So, enjoy the long weekend. . . .while I am slaving away here in the backwaters of the Fayum . . . .
Okay, just a couple of glam shots of the Roman bath, cleaned up nicely and glowing in the early morning light. No commentary, just enjoy. . . . .
Last day out on site! Yesterday we cleaned the whole Bath and photographed it for a 3D model rendering — very very cool — and today I went and described each wall and floor for any sort of damage since the 1975 and later restoration and various other observations. I didn’t notice any new damage, but did find a few other things of interest, such as some walls that were unexpectedly different and such. As one might expect, the parts that were covered up with sand for the last 40-some years were fine; those that were uncovered suffered. Tomorrow (Thursday) I begin writing the report which will be heavy with photographs to document the state it is in right now, 2012. I think Sunday we will start selectively backfilling it with sand. We’ll cover up most of the floors and lower parts of walls where there is still plaster preserved, and one entire room where a wall is in danger of collapsing. It will limit access — which is good — but we intend to put up signage and offer a way to direct people around the outside for a better viewing of the interior, so perhaps that will suffice.
I do have some photos to share, but it’s been iffy uploading them. Will try later this evening and/or tomorrow.
Which is Thanksgiving. Except here, where we are working and will do it on Friday instead. With turkey! I thought I’d heard our dinner a few nights ago, but I was mistaken: they bought a frozen one.
Had a go with an update of the Great Cars of Egypt:
I’m kind of sad seeing so few of those old 504s and Ladas and Fiats all over. They were kind of foreign and exotic and, you know, different. Now most of them all look pretty much the same: rolling, rounded jellybeans, only differing from one another by the badge on the front grille and the name on the back. And now with the Tuk Tuks the streets of Egypt probably don’t look too much different from those of Bombay or Bangkok. Oh, I’ll happily fasten my seat belt in the new vehicles and feel marginally safer, but it won’t have quite the same caché as a 504 wagon with its rakish headlights and long-throw suspension.
I also reminisce about some of the changes that have taken place in the time I’ve been coming to Egypt. No photos of the field quite yet, but I have some nice ones of the bath coming.
Just a couple of photos today. First up, the brick making process in going full bore:
The upright ones are finished, or nearly so:
A very little bit of Fayum geology. We have a quarry across the street from our dig house and I’ve been meaning to go check it out for a while now and finally got the opportunity to do so yesterday. I believe in this area what we have is the “Ravine Beds” a middle Eocene series of soft sandstones, claystones, marls, and limestones. These all derive from a marine source, the former Tethys Sea, the much larger precursor to the Mediterranean. At that time the coastline was much further south than it is now and also moved around north and south depending on sea levels, so the deposits generally tend to reflect the location of the shoreline.

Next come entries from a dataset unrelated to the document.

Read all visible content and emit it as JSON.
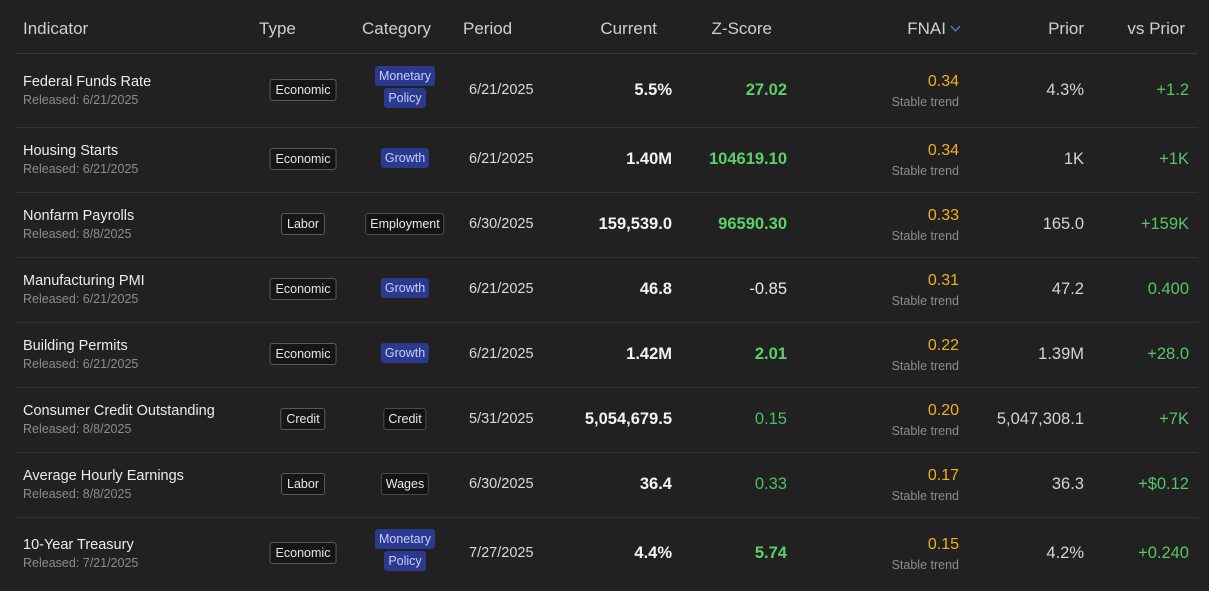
{
  "headers": {
    "indicator": "Indicator",
    "type": "Type",
    "category": "Category",
    "period": "Period",
    "current": "Current",
    "zscore": "Z-Score",
    "fnai": "FNAI",
    "prior": "Prior",
    "vs_prior": "vs Prior"
  },
  "sort": {
    "column": "FNAI",
    "direction": "descending",
    "icon": "chevron-down-icon",
    "icon_color": "#6b8cff"
  },
  "colors": {
    "background": "#212121",
    "positive": "#5bd16b",
    "negative": "#e25a4e",
    "fnai": "#f2b01e",
    "category_blue": "#2b3a8f"
  },
  "rows": [
    {
      "name": "Federal Funds Rate",
      "released": "Released: 6/21/2025",
      "type": "Economic",
      "category_lines": [
        "Monetary",
        "Policy"
      ],
      "category_style": "blue",
      "period": "6/21/2025",
      "current": "5.5%",
      "zscore": "27.02",
      "zscore_style": "strong",
      "fnai": "0.34",
      "fnai_note": "Stable trend",
      "prior": "4.3%",
      "vs_prior": "+1.2"
    },
    {
      "name": "Housing Starts",
      "released": "Released: 6/21/2025",
      "type": "Economic",
      "category_lines": [
        "Growth"
      ],
      "category_style": "blue",
      "period": "6/21/2025",
      "current": "1.40M",
      "zscore": "104619.10",
      "zscore_style": "strong",
      "fnai": "0.34",
      "fnai_note": "Stable trend",
      "prior": "1K",
      "vs_prior": "+1K"
    },
    {
      "name": "Nonfarm Payrolls",
      "released": "Released: 8/8/2025",
      "type": "Labor",
      "category_lines": [
        "Employment"
      ],
      "category_style": "dark",
      "period": "6/30/2025",
      "current": "159,539.0",
      "zscore": "96590.30",
      "zscore_style": "strong",
      "fnai": "0.33",
      "fnai_note": "Stable trend",
      "prior": "165.0",
      "vs_prior": "+159K"
    },
    {
      "name": "Manufacturing PMI",
      "released": "Released: 6/21/2025",
      "type": "Economic",
      "category_lines": [
        "Growth"
      ],
      "category_style": "blue",
      "period": "6/21/2025",
      "current": "46.8",
      "zscore": "-0.85",
      "zscore_style": "negative",
      "fnai": "0.31",
      "fnai_note": "Stable trend",
      "prior": "47.2",
      "vs_prior": "0.400"
    },
    {
      "name": "Building Permits",
      "released": "Released: 6/21/2025",
      "type": "Economic",
      "category_lines": [
        "Growth"
      ],
      "category_style": "blue",
      "period": "6/21/2025",
      "current": "1.42M",
      "zscore": "2.01",
      "zscore_style": "strong",
      "fnai": "0.22",
      "fnai_note": "Stable trend",
      "prior": "1.39M",
      "vs_prior": "+28.0"
    },
    {
      "name": "Consumer Credit Outstanding",
      "released": "Released: 8/8/2025",
      "type": "Credit",
      "category_lines": [
        "Credit"
      ],
      "category_style": "dark",
      "period": "5/31/2025",
      "current": "5,054,679.5",
      "zscore": "0.15",
      "zscore_style": "weak",
      "fnai": "0.20",
      "fnai_note": "Stable trend",
      "prior": "5,047,308.1",
      "vs_prior": "+7K"
    },
    {
      "name": "Average Hourly Earnings",
      "released": "Released: 8/8/2025",
      "type": "Labor",
      "category_lines": [
        "Wages"
      ],
      "category_style": "dark",
      "period": "6/30/2025",
      "current": "36.4",
      "zscore": "0.33",
      "zscore_style": "weak",
      "fnai": "0.17",
      "fnai_note": "Stable trend",
      "prior": "36.3",
      "vs_prior": "+$0.12"
    },
    {
      "name": "10-Year Treasury",
      "released": "Released: 7/21/2025",
      "type": "Economic",
      "category_lines": [
        "Monetary",
        "Policy"
      ],
      "category_style": "blue",
      "period": "7/27/2025",
      "current": "4.4%",
      "zscore": "5.74",
      "zscore_style": "strong",
      "fnai": "0.15",
      "fnai_note": "Stable trend",
      "prior": "4.2%",
      "vs_prior": "+0.240"
    }
  ]
}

Here is a shot of one of the walls:
The lowest stratum and what makes up the floor of the quarry here is a compact yellow very fine sandy silt; I believe they’ve been using this in our brick making operation. I believe this is a deep-water environment since there are no fossils at all in it and it’s very homogeneous. Above that is a series of different strata, none very thick suggesting a series of different depositional environments over a relatively short period of time. Above that is a layer of finely stratified sand, almost like a dune. Note how it has scoured down to pinch off two sections of the stuff above it. That sand layer is pretty neat actually: